• [What you are asked to do]
An unchanged copy of all the lines below is expected, and it should contain no pictures.

....................

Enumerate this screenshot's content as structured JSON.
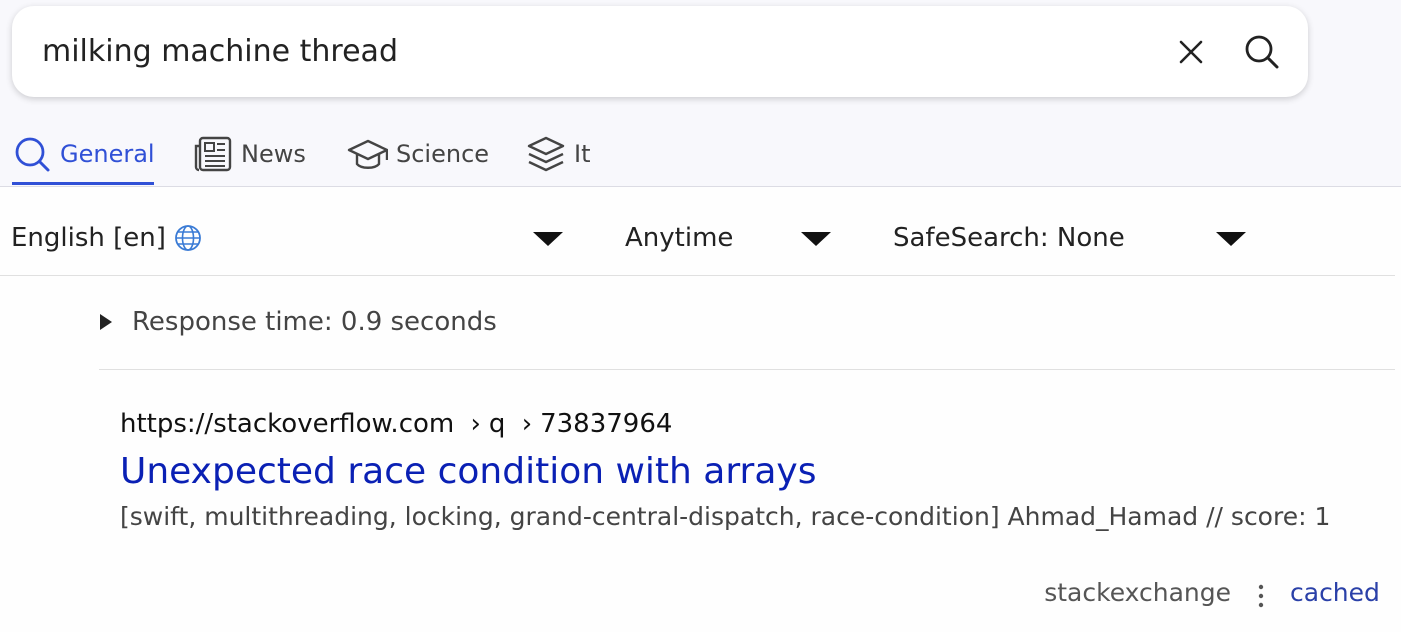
{
  "search": {
    "query": "milking machine thread"
  },
  "tabs": [
    {
      "label": "General",
      "icon": "search-icon",
      "active": true
    },
    {
      "label": "News",
      "icon": "newspaper-icon",
      "active": false
    },
    {
      "label": "Science",
      "icon": "graduation-cap-icon",
      "active": false
    },
    {
      "label": "It",
      "icon": "layers-icon",
      "active": false
    }
  ],
  "filters": {
    "language": "English [en]",
    "time": "Anytime",
    "safesearch": "SafeSearch: None"
  },
  "response": {
    "label": "Response time: 0.9 seconds"
  },
  "result": {
    "url_base": "https://stackoverflow.com",
    "url_path_1": "q",
    "url_path_2": "73837964",
    "title": "Unexpected race condition with arrays",
    "snippet": "[swift, multithreading, locking, grand-central-dispatch, race-condition] Ahmad_Hamad // score: 1",
    "engine": "stackexchange",
    "cached_label": "cached"
  },
  "colors": {
    "accent": "#3050d6",
    "link": "#0a20b4",
    "cached_link": "#2a40a8"
  }
}
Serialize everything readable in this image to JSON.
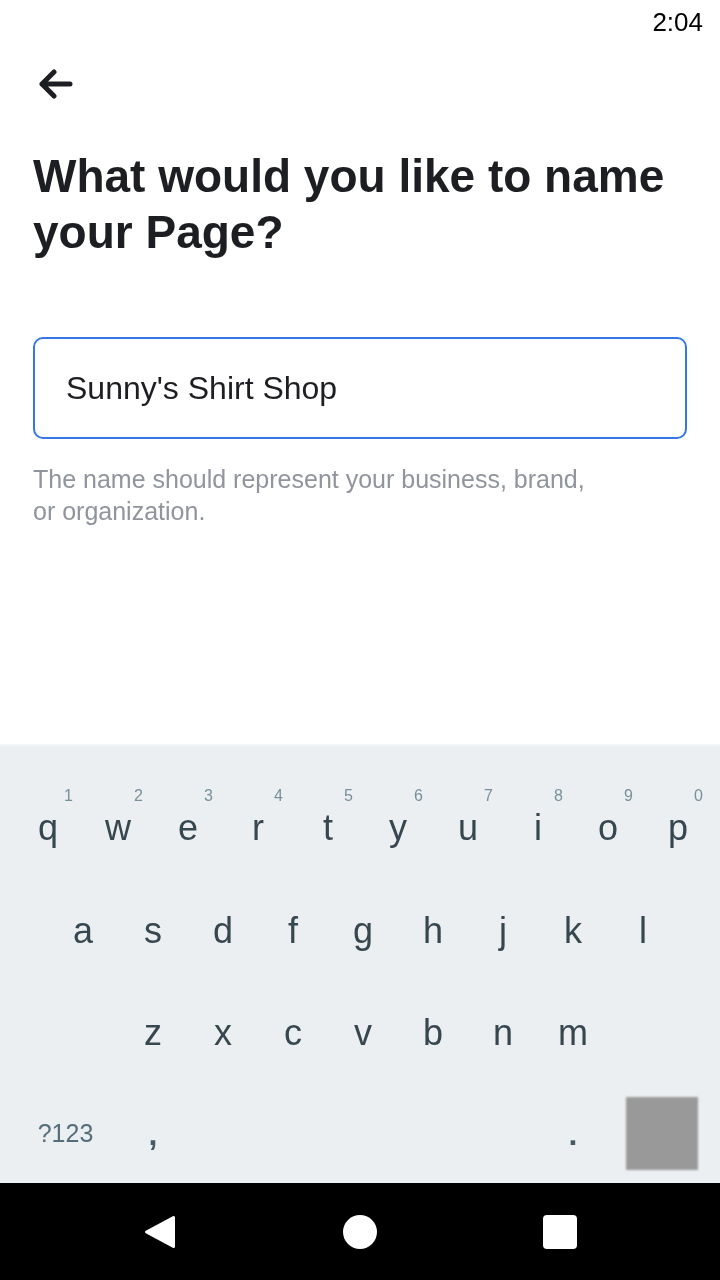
{
  "status_bar": {
    "time": "2:04"
  },
  "page": {
    "title": "What would you like to name your Page?",
    "name_field": {
      "value": "Sunny's Shirt Shop",
      "focused": true
    },
    "helper_text": "The name should represent your business, brand, or organization."
  },
  "keyboard": {
    "rows": [
      [
        {
          "label": "q",
          "hint": "1"
        },
        {
          "label": "w",
          "hint": "2"
        },
        {
          "label": "e",
          "hint": "3"
        },
        {
          "label": "r",
          "hint": "4"
        },
        {
          "label": "t",
          "hint": "5"
        },
        {
          "label": "y",
          "hint": "6"
        },
        {
          "label": "u",
          "hint": "7"
        },
        {
          "label": "i",
          "hint": "8"
        },
        {
          "label": "o",
          "hint": "9"
        },
        {
          "label": "p",
          "hint": "0"
        }
      ],
      [
        {
          "label": "a"
        },
        {
          "label": "s"
        },
        {
          "label": "d"
        },
        {
          "label": "f"
        },
        {
          "label": "g"
        },
        {
          "label": "h"
        },
        {
          "label": "j"
        },
        {
          "label": "k"
        },
        {
          "label": "l"
        }
      ],
      [
        {
          "label": "z"
        },
        {
          "label": "x"
        },
        {
          "label": "c"
        },
        {
          "label": "v"
        },
        {
          "label": "b"
        },
        {
          "label": "n"
        },
        {
          "label": "m"
        }
      ]
    ],
    "bottom_left": [
      {
        "kind": "symbols",
        "label": "?123"
      },
      {
        "kind": "char",
        "label": ","
      }
    ],
    "bottom_right": [
      {
        "kind": "char",
        "label": "."
      },
      {
        "kind": "blurred"
      }
    ]
  },
  "nav_bar": {
    "buttons": [
      {
        "kind": "back"
      },
      {
        "kind": "home"
      },
      {
        "kind": "recents"
      }
    ]
  }
}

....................

• [Answer to the exercise]
Enumerate this screenshot's content as structured JSON.
{
  "search": {
    "query": "milking machine thread"
  },
  "tabs": [
    {
      "label": "General",
      "icon": "search-icon",
      "active": true
    },
    {
      "label": "News",
      "icon": "newspaper-icon",
      "active": false
    },
    {
      "label": "Science",
      "icon": "graduation-cap-icon",
      "active": false
    },
    {
      "label": "It",
      "icon": "layers-icon",
      "active": false
    }
  ],
  "filters": {
    "language": "English [en]",
    "time": "Anytime",
    "safesearch": "SafeSearch: None"
  },
  "response": {
    "label": "Response time: 0.9 seconds"
  },
  "result": {
    "url_base": "https://stackoverflow.com",
    "url_path_1": "q",
    "url_path_2": "73837964",
    "title": "Unexpected race condition with arrays",
    "snippet": "[swift, multithreading, locking, grand-central-dispatch, race-condition] Ahmad_Hamad // score: 1",
    "engine": "stackexchange",
    "cached_label": "cached"
  },
  "colors": {
    "accent": "#3050d6",
    "link": "#0a20b4",
    "cached_link": "#2a40a8"
  }
}
Serialize everything readable in this image to JSON.
{
  "status_bar": {
    "time": "2:04"
  },
  "page": {
    "title": "What would you like to name your Page?",
    "name_field": {
      "value": "Sunny's Shirt Shop",
      "focused": true
    },
    "helper_text": "The name should represent your business, brand, or organization."
  },
  "keyboard": {
    "rows": [
      [
        {
          "label": "q",
          "hint": "1"
        },
        {
          "label": "w",
          "hint": "2"
        },
        {
          "label": "e",
          "hint": "3"
        },
        {
          "label": "r",
          "hint": "4"
        },
        {
          "label": "t",
          "hint": "5"
        },
        {
          "label": "y",
          "hint": "6"
        },
        {
          "label": "u",
          "hint": "7"
        },
        {
          "label": "i",
          "hint": "8"
        },
        {
          "label": "o",
          "hint": "9"
        },
        {
          "label": "p",
          "hint": "0"
        }
      ],
      [
        {
          "label": "a"
        },
        {
          "label": "s"
        },
        {
          "label": "d"
        },
        {
          "label": "f"
        },
        {
          "label": "g"
        },
        {
          "label": "h"
        },
        {
          "label": "j"
        },
        {
          "label": "k"
        },
        {
          "label": "l"
        }
      ],
      [
        {
          "label": "z"
        },
        {
          "label": "x"
        },
        {
          "label": "c"
        },
        {
          "label": "v"
        },
        {
          "label": "b"
        },
        {
          "label": "n"
        },
        {
          "label": "m"
        }
      ]
    ],
    "bottom_left": [
      {
        "kind": "symbols",
        "label": "?123"
      },
      {
        "kind": "char",
        "label": ","
      }
    ],
    "bottom_right": [
      {
        "kind": "char",
        "label": "."
      },
      {
        "kind": "blurred"
      }
    ]
  },
  "nav_bar": {
    "buttons": [
      {
        "kind": "back"
      },
      {
        "kind": "home"
      },
      {
        "kind": "recents"
      }
    ]
  }
}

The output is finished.